If you have a dog, then chances are you also have brown spots on your lawn. This happens because dogs are carnivores and eat a high level of protein in their diet, thus causing their urine to be nitrogen rich. The result is a killing of the grass from an overload of nitrogen — the same kind of burn caused by putting a concentrated handful of fertilizer in one spot.
There are a few things you can do to reduce or eliminate this problem:
- Fertilize your lawn less (or not at all) in areas where your dog urinates.
- Spray water on areas where your dog urinates.
- Encourage your dog to drink more water.
- Replant affected areas with a more urine-resistant grass (Fescue or Rye).
- Feed your dog a dietary supplement.

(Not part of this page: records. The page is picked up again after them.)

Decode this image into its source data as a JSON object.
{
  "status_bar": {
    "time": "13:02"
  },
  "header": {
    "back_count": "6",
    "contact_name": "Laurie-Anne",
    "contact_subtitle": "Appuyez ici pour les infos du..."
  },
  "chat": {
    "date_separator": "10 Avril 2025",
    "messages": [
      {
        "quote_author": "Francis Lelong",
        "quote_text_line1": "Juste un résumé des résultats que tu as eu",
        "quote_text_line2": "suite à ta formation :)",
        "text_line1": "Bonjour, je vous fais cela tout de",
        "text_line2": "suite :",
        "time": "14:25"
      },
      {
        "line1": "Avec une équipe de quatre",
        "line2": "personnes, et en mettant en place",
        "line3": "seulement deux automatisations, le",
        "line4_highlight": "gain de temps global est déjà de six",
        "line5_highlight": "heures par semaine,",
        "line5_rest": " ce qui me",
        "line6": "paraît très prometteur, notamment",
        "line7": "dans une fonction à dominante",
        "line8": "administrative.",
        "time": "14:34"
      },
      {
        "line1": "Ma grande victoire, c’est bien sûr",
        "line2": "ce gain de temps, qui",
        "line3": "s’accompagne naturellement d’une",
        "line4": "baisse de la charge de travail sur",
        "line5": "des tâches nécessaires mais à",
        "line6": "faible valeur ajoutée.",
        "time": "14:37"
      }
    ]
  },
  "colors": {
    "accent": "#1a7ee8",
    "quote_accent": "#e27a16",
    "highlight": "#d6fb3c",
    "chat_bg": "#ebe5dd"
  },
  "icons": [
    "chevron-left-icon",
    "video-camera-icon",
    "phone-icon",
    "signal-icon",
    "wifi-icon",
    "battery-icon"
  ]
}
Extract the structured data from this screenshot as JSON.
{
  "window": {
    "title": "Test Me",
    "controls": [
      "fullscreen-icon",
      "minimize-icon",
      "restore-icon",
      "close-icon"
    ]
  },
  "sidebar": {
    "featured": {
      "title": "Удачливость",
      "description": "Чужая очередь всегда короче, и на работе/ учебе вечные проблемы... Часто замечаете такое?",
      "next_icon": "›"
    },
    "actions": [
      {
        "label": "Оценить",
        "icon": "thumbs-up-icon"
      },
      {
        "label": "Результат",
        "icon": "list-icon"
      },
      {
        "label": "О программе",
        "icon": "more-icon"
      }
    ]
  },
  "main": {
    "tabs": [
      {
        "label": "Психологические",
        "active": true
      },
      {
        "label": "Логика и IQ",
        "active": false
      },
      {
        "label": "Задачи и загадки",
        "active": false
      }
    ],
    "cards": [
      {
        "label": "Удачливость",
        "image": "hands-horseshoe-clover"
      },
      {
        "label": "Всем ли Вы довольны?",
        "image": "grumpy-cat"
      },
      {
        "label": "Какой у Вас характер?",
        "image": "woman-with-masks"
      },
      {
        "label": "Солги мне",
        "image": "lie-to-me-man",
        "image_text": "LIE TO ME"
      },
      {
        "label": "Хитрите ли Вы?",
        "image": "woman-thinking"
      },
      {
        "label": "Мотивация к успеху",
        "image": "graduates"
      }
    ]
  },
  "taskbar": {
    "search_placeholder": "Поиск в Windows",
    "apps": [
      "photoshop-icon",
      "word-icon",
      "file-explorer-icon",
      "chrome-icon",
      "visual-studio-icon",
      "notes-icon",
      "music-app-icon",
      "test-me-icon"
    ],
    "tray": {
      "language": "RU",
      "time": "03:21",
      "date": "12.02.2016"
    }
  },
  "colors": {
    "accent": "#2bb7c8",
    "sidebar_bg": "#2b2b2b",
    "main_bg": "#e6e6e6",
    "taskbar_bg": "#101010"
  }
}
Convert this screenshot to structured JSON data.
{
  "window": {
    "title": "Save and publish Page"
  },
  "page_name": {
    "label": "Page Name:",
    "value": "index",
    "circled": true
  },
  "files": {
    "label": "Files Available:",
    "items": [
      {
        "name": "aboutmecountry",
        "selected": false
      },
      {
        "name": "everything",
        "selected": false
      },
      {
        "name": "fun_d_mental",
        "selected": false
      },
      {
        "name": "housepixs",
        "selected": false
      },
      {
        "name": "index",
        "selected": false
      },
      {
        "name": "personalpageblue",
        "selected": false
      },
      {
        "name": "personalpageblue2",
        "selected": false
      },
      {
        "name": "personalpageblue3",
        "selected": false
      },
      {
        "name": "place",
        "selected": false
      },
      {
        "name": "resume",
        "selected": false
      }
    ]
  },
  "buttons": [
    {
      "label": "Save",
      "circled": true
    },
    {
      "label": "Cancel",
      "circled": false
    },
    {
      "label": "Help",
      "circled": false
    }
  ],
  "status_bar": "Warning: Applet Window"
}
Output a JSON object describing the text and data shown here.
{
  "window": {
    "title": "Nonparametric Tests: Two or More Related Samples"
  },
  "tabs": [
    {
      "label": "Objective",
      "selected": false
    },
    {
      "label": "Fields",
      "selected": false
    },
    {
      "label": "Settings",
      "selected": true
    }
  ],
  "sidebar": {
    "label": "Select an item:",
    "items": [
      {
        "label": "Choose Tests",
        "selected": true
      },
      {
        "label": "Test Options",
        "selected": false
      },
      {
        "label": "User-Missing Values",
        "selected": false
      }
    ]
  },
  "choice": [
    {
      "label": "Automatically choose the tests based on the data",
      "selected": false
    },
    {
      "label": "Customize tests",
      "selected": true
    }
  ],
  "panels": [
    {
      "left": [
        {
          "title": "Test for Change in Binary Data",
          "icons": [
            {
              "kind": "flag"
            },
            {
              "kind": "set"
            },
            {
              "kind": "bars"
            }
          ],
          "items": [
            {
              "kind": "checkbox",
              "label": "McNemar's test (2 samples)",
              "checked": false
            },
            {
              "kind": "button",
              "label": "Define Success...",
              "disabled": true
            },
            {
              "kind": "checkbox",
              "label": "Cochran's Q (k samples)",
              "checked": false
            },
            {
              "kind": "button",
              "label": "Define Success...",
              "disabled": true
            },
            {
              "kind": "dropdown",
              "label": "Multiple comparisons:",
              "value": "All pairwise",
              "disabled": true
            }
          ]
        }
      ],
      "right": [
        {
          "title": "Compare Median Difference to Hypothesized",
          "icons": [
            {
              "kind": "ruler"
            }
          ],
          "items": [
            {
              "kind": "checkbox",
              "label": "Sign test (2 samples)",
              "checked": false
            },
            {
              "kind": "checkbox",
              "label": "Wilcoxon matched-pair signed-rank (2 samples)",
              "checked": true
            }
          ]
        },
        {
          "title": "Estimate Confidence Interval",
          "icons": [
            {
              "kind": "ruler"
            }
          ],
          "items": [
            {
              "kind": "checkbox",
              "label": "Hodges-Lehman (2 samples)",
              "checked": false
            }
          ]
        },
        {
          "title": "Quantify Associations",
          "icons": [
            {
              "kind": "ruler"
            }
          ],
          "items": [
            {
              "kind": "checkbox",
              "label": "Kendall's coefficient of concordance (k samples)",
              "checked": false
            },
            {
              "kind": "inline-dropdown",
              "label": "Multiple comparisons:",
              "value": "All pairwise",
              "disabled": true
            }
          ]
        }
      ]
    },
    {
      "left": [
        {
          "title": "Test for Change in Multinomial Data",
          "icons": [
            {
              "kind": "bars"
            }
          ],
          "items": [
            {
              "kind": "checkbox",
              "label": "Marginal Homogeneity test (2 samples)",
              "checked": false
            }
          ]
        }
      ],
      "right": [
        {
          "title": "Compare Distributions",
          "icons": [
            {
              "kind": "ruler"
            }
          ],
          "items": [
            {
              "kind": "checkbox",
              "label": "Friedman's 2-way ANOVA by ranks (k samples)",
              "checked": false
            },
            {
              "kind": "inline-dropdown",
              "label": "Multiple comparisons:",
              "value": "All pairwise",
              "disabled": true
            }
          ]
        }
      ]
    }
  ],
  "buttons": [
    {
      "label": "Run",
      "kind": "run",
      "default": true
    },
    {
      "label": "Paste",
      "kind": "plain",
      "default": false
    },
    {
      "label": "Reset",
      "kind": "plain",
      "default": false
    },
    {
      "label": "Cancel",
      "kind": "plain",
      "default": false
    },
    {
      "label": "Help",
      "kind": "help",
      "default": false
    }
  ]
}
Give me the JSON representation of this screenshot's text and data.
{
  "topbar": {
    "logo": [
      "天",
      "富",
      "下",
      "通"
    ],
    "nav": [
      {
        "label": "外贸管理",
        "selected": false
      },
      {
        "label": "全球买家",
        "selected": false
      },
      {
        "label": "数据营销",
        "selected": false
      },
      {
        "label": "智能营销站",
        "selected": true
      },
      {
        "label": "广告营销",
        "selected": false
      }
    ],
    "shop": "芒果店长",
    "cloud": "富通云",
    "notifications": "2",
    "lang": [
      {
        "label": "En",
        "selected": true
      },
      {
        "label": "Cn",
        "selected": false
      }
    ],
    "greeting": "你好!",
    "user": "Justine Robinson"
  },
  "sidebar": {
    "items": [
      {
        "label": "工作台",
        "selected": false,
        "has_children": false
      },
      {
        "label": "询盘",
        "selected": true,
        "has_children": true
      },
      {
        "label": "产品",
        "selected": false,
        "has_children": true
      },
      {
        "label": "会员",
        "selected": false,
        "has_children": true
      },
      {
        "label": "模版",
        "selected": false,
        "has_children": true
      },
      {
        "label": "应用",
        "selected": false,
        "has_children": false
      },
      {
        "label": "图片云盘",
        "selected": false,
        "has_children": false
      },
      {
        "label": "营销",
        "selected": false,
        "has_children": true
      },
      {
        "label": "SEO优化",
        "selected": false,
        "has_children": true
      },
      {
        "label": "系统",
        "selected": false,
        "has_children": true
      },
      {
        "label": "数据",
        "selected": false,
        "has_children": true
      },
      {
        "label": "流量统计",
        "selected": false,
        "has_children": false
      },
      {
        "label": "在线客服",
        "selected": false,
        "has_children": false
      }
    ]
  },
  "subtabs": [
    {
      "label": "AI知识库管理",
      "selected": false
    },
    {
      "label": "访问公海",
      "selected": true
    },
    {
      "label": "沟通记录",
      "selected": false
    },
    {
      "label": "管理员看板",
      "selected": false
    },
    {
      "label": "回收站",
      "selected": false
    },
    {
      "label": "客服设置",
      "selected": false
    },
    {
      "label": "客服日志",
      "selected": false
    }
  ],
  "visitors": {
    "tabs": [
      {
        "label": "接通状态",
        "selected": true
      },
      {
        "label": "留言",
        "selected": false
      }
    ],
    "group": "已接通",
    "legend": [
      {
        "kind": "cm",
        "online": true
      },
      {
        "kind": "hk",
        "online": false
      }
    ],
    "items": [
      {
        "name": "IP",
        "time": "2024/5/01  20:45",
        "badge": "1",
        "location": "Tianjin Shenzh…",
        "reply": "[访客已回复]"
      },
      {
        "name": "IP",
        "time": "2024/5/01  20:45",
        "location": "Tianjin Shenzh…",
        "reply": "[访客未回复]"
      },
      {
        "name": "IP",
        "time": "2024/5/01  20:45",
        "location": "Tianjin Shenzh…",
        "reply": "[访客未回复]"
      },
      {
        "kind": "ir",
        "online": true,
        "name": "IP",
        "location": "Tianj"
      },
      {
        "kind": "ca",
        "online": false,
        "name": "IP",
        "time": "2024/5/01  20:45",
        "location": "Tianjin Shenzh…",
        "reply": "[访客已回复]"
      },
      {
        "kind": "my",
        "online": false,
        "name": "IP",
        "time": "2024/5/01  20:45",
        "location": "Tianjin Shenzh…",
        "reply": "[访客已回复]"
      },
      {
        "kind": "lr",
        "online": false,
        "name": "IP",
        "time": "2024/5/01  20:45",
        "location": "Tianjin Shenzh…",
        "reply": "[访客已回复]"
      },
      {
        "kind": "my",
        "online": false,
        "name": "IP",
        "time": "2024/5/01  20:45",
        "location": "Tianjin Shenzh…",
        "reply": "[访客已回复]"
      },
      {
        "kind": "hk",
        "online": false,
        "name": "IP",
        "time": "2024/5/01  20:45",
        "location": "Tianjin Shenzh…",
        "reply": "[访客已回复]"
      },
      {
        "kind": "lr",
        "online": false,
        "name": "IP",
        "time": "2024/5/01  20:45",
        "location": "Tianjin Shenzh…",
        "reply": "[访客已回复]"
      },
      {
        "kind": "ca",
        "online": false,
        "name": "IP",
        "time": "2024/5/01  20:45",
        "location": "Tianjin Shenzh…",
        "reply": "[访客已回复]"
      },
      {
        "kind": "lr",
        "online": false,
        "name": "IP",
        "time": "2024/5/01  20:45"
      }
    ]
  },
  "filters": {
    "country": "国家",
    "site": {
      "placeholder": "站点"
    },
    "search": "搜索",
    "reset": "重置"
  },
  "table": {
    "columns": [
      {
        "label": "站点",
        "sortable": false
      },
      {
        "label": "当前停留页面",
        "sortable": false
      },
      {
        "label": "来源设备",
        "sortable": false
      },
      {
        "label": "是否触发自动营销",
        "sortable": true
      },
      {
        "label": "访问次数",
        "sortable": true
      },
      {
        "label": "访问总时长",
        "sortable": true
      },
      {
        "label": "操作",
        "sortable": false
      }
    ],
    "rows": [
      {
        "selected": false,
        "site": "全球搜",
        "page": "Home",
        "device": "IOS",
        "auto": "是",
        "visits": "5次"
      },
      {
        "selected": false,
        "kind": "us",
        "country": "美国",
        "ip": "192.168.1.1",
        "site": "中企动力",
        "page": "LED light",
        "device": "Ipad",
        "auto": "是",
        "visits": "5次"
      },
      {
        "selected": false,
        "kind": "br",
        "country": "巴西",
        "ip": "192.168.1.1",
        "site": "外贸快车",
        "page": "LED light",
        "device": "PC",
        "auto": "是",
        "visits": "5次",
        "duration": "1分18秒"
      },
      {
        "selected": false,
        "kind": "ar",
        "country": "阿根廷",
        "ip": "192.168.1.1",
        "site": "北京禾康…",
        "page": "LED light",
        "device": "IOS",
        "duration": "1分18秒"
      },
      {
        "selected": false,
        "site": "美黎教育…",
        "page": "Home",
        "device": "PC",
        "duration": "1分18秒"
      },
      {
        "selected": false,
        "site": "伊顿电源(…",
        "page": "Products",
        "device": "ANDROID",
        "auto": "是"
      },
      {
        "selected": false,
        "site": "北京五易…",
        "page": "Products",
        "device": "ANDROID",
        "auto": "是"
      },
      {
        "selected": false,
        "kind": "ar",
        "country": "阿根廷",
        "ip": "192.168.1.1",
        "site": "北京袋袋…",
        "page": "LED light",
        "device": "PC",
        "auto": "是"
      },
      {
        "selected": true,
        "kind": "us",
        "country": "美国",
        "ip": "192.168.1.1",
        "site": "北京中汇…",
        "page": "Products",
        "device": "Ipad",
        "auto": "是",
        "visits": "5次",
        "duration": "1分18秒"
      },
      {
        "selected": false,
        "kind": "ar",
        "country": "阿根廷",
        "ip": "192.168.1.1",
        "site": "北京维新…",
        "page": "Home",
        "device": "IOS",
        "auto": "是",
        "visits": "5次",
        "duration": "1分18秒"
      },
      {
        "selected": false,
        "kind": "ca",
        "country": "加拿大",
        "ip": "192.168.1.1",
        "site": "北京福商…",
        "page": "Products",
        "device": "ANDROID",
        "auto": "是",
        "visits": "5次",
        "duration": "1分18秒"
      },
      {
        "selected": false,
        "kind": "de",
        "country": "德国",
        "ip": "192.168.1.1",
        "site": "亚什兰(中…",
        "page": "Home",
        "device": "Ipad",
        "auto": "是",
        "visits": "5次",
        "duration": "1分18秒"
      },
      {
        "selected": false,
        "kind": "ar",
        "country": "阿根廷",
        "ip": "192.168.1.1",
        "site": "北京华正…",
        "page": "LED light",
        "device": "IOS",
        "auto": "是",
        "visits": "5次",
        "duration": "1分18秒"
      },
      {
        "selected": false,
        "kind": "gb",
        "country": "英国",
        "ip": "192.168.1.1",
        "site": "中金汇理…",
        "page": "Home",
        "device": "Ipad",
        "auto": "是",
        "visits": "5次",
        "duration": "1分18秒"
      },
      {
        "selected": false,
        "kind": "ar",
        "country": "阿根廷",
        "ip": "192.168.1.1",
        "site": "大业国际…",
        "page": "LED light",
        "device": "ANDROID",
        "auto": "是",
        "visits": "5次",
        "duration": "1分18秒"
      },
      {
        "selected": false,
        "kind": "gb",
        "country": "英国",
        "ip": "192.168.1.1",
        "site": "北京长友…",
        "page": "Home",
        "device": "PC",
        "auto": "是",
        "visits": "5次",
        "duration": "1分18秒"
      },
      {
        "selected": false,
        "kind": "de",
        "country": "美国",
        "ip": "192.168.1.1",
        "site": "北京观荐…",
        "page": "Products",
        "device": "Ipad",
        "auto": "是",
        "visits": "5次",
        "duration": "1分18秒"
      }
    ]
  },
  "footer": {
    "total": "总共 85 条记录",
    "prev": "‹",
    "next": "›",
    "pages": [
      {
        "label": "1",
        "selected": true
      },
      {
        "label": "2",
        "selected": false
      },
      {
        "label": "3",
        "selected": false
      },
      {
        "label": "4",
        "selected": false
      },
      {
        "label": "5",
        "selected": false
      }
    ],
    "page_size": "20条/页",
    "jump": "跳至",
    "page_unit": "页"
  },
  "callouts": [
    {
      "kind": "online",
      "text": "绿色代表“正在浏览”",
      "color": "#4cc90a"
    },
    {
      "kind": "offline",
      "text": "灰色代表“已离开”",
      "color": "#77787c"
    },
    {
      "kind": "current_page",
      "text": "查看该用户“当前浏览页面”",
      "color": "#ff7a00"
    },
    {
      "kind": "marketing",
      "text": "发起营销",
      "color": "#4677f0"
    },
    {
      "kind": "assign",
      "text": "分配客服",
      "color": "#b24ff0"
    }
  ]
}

- Train your dog to urinate in one area.
- Apply a lawn repair treatment. Here are a few options:
- Simple Solution Pee Post: Infused with pheromones to encourage your pet to urinate on or near them.
- Nutri-Vet Grass Guard Max Chewable Tablets for Dogs: Contains a unique blend of probiotics, digestive enzymes and amino acids to help prevent lawn burn.
Understanding the characteristics of your grass and knowing ways to deter your pets’ natural actions are necessary for having successful lawns, flower beds and gardens. This knowledge will allow your turf and your pets to co-exist in their shared environment and be healthy and happy together.
Thank you to Tulsa County Master Gardeners for their expertise in this subject matter. Allen Robinson has been a Master Gardener since 2010.
Fall gardening education events from Tulsa County Master Gardeners
Oct. 24 — Fall trees and shrubs
Oct. 31 — Winterizing houseplants
Nov. 7 — Composting 101
Nov. 14 — Planting bulbs and fall gardening tips
12:10-12:50 p.m. Central Library, 400 Civic Center. Free. Visit tulsamastergardeners.org.